▸ **MATERIAL TO PROCESS**:

--------------------------------------------------

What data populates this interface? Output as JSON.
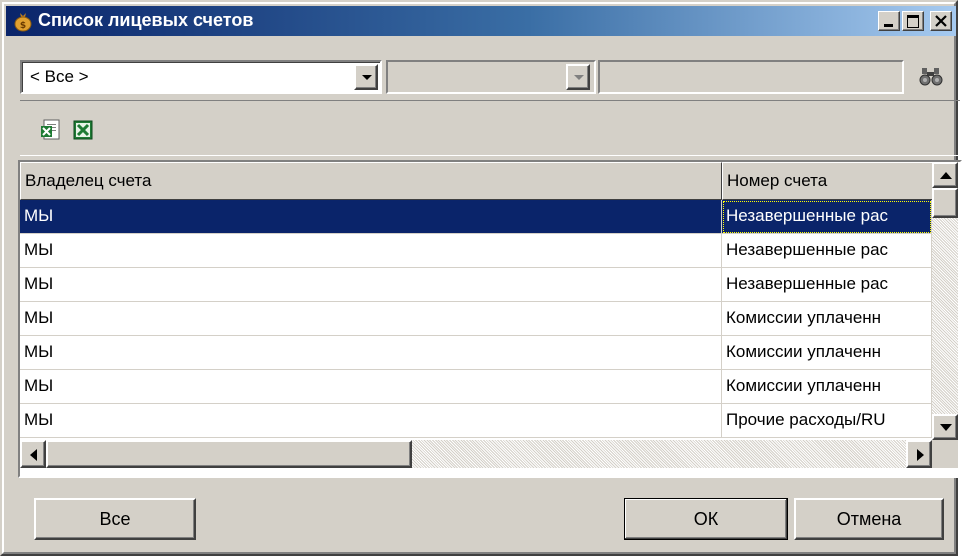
{
  "window": {
    "title": "Список лицевых счетов",
    "icon": "money-bag-icon"
  },
  "filter": {
    "combo1_value": "< Все >",
    "combo2_value": "",
    "search_value": ""
  },
  "toolbar": {
    "export_icon_1": "excel-export-icon",
    "export_icon_2": "excel-icon"
  },
  "grid": {
    "columns": [
      "Владелец счета",
      "Номер счета"
    ],
    "rows": [
      {
        "owner": "МЫ",
        "number": "Незавершенные рас"
      },
      {
        "owner": "МЫ",
        "number": "Незавершенные рас"
      },
      {
        "owner": "МЫ",
        "number": "Незавершенные рас"
      },
      {
        "owner": "МЫ",
        "number": "Комиссии уплаченн"
      },
      {
        "owner": "МЫ",
        "number": "Комиссии уплаченн"
      },
      {
        "owner": "МЫ",
        "number": "Комиссии уплаченн"
      },
      {
        "owner": "МЫ",
        "number": "Прочие расходы/RU"
      }
    ],
    "selected_row": 0
  },
  "buttons": {
    "all": "Все",
    "ok": "ОК",
    "cancel": "Отмена"
  }
}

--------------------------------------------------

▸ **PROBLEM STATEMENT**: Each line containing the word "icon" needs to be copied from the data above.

▸ **YOUR RESPONSE**:
    "icon": "money-bag-icon"
    "export_icon_1": "excel-export-icon",
    "export_icon_2": "excel-icon"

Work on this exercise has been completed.